The cliché about the women behind rich, famous, successful — “great” — men is a cliché not only because it’s true, not only because it’s the emotional and practical support so many women have offered so many men that has made such success possible. It’s a cliché also because such women have been, for the most part, anonymous, individually and collectively, an undifferentiated mass of mothers, sisters, girlfriends, and — mostly — wives.
My Darling Vivian is here to right that wrong in one case that features not only unjust oversight but egregious, overt abuse and misrepresentation.
Filmmaker Matt Riddlehoover has a personal connection to his subject: his partner, Dustin Tittle, is a grandson of Johnny Cash and Vivian Liberto. You know, Vivian Liberto, Cash’s first wife and the mother of his daughters, including singer-songwriter Rosanne Cash. It’s possible you never realized that Cash was married to anyone other than June Carter Cash, because Liberto has been, at best, vilified in the Cash story, and at worst, erased from it. Or is it the other way around? Is it better to be erased than vilified? Either way, it’s all outrageous, and examples of both here will infuriate you.
Riddlehoover’s introduction to Liberto’s story came via the complaints of his mother-in-law, Kathy Cash Tittle, over how her mother, Liberto, was so poorly depicted in the 2005 Johnny Cash biopic Walk the Line.
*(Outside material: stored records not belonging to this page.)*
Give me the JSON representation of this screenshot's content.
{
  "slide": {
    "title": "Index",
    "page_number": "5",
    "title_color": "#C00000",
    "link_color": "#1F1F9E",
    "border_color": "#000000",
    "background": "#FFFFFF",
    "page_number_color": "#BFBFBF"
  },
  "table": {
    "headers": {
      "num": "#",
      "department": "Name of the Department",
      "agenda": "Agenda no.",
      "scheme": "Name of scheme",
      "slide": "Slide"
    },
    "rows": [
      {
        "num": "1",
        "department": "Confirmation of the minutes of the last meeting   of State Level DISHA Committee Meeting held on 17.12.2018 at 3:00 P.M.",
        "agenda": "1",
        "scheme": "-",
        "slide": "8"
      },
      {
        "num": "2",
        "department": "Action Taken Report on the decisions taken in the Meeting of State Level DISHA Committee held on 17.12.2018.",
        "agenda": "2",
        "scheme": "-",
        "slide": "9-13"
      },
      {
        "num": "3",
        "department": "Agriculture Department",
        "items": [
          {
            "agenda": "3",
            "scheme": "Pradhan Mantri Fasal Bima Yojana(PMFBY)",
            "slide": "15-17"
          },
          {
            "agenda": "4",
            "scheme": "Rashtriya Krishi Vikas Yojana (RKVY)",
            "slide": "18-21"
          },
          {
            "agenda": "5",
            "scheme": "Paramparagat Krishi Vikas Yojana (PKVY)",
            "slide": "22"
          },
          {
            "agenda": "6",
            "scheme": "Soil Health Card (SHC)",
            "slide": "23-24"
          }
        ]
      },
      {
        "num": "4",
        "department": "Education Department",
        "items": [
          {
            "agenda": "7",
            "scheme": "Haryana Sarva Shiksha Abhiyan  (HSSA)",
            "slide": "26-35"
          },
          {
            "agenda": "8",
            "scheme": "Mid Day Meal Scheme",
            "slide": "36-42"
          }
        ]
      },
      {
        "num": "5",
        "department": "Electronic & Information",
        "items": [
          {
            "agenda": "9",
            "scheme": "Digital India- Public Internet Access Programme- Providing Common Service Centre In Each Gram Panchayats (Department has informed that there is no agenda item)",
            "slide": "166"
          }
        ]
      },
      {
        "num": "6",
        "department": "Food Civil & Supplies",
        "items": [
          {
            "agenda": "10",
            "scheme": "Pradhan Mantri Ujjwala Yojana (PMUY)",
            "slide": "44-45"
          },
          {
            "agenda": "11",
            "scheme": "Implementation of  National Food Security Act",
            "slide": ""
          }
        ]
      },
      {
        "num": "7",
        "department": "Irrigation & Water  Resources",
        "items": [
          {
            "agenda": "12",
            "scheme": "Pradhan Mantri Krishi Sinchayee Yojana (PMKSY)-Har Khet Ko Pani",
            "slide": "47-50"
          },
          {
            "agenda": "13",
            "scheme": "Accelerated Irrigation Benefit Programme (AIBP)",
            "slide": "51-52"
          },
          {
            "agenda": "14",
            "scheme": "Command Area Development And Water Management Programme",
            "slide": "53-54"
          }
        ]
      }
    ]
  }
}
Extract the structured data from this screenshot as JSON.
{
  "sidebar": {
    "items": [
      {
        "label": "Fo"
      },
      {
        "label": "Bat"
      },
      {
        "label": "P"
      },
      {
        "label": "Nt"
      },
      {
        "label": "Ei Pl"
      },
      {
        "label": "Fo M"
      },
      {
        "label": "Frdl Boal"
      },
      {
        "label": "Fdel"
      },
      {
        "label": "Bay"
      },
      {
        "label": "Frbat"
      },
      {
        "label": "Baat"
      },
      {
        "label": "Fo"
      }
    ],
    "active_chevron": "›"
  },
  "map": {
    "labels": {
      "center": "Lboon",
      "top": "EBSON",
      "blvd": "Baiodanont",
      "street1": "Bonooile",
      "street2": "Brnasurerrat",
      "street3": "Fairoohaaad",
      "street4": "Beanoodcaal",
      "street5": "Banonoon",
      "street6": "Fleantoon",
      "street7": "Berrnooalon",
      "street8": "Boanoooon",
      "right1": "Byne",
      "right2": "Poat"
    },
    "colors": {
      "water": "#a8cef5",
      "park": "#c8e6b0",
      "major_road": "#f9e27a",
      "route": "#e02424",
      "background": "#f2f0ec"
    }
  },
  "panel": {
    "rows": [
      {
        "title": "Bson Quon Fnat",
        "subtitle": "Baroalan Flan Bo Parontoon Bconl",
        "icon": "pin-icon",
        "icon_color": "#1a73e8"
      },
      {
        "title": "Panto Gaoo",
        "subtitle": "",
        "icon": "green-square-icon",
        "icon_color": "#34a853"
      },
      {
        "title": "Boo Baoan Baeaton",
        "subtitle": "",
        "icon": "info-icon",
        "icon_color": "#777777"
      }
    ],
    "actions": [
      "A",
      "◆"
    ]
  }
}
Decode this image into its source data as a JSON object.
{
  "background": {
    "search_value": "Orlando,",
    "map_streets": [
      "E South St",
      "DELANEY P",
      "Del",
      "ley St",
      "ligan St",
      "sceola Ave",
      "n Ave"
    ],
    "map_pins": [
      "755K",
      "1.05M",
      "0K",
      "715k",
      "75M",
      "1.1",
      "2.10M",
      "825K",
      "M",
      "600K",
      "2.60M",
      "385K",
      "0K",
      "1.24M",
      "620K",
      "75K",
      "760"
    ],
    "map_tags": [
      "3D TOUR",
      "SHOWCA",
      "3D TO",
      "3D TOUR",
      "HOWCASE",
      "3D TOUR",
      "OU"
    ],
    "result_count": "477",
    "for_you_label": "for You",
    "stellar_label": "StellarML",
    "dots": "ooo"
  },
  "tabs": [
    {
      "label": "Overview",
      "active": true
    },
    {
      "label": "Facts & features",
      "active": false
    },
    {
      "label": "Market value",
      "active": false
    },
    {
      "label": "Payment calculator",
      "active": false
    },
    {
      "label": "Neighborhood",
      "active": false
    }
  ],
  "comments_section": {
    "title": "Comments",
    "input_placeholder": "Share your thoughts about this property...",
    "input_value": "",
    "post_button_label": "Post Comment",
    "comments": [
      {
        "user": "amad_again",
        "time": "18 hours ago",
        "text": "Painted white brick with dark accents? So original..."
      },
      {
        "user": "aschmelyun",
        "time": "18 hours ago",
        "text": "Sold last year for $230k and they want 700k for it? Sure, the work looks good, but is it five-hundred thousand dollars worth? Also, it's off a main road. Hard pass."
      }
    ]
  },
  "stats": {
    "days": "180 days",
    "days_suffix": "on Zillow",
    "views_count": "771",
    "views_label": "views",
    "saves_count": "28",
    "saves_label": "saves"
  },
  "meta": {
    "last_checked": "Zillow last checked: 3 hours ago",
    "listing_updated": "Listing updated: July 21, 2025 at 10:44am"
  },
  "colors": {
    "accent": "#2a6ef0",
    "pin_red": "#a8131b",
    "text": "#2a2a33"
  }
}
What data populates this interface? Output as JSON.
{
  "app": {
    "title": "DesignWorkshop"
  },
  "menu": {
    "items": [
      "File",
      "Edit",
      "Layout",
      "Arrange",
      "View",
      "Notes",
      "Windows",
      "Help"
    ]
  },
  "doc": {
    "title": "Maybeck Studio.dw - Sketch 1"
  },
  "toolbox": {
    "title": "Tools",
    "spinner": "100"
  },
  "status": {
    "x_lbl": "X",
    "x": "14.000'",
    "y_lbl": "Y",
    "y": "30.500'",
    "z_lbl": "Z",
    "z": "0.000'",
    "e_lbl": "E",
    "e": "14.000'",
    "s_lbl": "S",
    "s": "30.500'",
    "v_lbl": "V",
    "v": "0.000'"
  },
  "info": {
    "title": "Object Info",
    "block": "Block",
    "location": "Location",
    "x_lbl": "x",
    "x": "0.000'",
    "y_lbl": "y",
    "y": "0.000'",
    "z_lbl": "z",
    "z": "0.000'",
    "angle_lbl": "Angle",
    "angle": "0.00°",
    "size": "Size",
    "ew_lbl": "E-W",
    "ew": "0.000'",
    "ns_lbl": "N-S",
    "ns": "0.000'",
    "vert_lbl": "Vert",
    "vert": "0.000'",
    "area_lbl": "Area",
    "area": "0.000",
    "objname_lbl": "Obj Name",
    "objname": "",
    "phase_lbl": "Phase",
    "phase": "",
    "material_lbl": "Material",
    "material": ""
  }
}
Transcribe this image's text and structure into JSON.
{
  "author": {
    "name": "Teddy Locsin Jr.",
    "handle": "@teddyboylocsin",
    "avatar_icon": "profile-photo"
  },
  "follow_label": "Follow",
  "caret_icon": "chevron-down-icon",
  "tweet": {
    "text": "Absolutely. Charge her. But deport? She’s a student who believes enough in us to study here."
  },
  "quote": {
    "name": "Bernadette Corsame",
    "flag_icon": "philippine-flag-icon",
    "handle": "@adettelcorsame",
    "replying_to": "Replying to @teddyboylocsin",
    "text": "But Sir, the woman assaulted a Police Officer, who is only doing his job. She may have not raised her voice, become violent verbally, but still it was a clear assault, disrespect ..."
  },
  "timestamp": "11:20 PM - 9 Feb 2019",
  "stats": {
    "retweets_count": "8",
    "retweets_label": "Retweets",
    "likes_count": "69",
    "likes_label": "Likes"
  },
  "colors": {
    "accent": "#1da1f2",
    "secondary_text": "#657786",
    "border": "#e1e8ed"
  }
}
So here Riddlehoover lets the Cash daughters — also including Cindy Cash and Tara Cash Schwoebel — tell their mother’s story, backed up by an absolute treasure trove of vintage photos, home movies, and the enormous stack of love letters Liberto and Cash wrote to each other during the three years he was in the army stationed in Germany.
This is an incredible film for the rich portrait it paints of a complex, very private woman who had to find ways to cope with not only multiple small children on her own but also with her husband’s burgeoning fame in an era, the late 1950s and into the 60s, when the media was just beginning to generate a rapacious, devouring interest in celebrities and no one knew how to deal with it, even less so those who did not seek out the spotlight. (The daughters talk of how their mother was constantly having to fend off fans who showed up at their house in California, even while her husband was out on the road for months at a time.) It’s also a fascinating peek into the family dynamic of siblings, and how four children in the same family can have very different experiences of growing up and very different stories to tell; Rosanne, the eldest, suggests this at the outset, and it becomes clear as the path of Liberto’s difficult life impacts her daughters in varying ways.
If nothing else, My Darling Vivian — the title is a salutation Cash regularly used in his letters — is a deconstruction of the idea of the artist’s muse, from the unfairness of reducing her to a mere cog in his creative wheels to her dispensability when another comes along. Liberto was Cash’s inspiration for “I Walk the Line,” and their letters and the testimony of their daughters makes it plain that they were deeply in love, at least for a while. But moments of perception and experience such as a pop song captures are merely that: moments. And the world moves on while they remain frozen in time. The emotional archaeology of Vivian carefully unpacks it and defrosts it and makes for a richer understanding of the complicated feeling that goes into art, artist, and those left in his wake.